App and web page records
:::::

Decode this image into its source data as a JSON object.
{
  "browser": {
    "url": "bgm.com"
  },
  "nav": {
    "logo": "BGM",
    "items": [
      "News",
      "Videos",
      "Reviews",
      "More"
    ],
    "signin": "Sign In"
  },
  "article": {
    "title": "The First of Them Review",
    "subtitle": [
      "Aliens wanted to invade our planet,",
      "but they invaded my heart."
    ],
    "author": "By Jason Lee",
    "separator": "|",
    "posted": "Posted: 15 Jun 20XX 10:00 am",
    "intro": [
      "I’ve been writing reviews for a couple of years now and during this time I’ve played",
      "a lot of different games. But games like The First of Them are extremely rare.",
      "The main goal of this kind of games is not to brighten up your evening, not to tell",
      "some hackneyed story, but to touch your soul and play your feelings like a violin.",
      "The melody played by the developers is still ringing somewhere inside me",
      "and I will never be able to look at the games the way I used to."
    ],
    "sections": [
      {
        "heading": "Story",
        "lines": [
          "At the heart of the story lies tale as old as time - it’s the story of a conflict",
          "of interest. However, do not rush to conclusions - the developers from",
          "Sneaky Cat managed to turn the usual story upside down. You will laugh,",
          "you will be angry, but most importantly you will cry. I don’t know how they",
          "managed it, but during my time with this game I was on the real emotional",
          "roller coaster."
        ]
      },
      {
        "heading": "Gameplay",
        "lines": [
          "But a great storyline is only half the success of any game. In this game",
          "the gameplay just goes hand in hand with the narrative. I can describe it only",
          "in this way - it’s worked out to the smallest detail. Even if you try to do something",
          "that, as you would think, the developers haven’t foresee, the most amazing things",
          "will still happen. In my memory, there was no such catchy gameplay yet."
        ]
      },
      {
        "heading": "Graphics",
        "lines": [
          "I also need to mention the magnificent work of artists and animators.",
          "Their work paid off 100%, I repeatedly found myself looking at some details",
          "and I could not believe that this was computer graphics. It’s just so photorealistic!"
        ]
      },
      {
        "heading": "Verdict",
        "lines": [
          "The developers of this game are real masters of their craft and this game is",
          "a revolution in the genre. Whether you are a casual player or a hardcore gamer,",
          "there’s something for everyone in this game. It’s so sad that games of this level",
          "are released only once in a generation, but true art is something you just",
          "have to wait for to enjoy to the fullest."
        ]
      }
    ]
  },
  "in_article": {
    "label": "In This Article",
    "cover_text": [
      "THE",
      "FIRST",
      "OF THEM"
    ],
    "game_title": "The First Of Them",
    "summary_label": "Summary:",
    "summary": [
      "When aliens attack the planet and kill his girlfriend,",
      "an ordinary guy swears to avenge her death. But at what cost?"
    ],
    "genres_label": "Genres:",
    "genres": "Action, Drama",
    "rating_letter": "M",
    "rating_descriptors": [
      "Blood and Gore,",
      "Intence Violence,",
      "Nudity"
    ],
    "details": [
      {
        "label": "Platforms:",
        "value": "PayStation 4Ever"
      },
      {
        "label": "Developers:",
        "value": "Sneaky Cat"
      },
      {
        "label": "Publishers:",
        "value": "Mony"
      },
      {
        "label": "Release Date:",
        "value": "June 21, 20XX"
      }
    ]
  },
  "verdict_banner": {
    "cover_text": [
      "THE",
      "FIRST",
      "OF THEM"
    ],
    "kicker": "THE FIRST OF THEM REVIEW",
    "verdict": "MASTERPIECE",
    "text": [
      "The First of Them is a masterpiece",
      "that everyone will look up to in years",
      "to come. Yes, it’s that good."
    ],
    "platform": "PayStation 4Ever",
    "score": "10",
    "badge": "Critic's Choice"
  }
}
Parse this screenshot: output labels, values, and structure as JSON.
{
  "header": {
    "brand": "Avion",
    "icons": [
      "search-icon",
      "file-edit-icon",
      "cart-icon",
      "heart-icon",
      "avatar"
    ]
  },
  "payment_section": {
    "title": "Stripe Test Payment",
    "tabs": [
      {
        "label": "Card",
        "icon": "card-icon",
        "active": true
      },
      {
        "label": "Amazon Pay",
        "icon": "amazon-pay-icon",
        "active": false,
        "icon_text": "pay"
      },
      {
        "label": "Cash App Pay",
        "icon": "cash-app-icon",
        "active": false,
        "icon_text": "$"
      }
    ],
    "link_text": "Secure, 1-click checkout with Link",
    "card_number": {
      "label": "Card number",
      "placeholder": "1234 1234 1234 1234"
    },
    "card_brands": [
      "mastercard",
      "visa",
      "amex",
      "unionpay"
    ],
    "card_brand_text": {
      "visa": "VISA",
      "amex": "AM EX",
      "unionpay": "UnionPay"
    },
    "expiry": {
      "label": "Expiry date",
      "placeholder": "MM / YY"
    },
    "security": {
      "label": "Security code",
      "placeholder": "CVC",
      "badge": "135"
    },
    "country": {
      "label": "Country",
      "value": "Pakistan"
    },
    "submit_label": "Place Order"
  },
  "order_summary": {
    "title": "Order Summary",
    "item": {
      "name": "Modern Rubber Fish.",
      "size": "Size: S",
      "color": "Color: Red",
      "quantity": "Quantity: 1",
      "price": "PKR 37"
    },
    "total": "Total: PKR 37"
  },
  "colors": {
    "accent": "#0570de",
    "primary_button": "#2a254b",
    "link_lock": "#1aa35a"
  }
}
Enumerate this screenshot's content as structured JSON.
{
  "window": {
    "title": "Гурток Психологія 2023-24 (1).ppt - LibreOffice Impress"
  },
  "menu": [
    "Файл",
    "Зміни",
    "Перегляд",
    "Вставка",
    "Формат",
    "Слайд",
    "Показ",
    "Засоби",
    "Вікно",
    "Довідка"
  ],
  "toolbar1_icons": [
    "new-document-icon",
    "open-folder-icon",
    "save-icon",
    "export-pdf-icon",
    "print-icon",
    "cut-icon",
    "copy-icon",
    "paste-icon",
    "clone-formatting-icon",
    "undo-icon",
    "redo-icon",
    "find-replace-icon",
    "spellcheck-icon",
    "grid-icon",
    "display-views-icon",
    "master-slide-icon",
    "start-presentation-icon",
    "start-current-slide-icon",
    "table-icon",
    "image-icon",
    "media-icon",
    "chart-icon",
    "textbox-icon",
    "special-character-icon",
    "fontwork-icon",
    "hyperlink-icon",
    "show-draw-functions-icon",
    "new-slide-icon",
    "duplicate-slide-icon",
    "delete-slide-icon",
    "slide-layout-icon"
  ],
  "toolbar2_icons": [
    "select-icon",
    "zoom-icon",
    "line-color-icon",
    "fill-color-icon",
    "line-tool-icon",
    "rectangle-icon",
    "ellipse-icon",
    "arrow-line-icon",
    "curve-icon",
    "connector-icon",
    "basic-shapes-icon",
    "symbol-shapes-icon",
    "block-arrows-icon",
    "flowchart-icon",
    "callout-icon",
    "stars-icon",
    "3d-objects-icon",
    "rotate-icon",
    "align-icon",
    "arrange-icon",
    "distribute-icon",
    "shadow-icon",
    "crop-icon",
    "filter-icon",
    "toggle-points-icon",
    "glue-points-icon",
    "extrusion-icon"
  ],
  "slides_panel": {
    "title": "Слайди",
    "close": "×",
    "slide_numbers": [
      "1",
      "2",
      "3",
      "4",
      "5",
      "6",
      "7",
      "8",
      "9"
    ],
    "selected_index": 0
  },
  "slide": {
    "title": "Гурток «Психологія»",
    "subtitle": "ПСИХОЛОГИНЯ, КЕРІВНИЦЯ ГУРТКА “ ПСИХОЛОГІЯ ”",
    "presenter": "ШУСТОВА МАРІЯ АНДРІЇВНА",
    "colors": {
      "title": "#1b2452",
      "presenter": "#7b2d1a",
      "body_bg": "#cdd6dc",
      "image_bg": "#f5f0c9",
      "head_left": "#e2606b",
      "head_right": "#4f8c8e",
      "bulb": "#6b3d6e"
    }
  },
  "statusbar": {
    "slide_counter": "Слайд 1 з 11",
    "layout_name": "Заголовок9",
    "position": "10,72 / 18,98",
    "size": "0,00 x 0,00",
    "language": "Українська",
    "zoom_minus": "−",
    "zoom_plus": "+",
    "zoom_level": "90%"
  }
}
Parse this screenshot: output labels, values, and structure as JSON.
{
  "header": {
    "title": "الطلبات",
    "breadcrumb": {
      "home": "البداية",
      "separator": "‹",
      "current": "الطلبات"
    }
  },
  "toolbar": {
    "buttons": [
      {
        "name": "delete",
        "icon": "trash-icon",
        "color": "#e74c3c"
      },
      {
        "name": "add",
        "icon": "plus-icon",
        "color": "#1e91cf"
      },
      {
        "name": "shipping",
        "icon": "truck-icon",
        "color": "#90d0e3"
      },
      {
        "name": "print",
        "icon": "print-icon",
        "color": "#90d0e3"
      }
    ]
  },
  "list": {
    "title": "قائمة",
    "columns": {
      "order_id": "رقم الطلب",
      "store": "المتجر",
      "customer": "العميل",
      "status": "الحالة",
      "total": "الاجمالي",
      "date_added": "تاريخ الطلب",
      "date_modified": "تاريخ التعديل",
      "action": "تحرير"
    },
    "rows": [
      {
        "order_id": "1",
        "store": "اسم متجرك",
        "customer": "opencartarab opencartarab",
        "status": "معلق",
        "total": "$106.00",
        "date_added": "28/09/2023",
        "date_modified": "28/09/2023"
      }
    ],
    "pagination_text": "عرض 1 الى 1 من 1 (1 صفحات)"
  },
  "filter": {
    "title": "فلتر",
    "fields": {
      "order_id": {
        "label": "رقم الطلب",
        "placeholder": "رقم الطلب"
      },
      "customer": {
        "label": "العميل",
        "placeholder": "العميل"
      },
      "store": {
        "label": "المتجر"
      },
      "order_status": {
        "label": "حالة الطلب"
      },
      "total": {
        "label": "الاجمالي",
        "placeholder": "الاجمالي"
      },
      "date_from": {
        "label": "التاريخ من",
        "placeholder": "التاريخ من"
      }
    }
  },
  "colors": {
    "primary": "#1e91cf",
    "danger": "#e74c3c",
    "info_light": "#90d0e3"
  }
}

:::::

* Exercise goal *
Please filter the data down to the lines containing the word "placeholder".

* Expected answer *
      "placeholder": "1234 1234 1234 1234"
      "placeholder": "MM / YY"
      "placeholder": "CVC",
        "placeholder": "رقم الطلب"
        "placeholder": "العميل"
        "placeholder": "الاجمالي"
        "placeholder": "التاريخ من"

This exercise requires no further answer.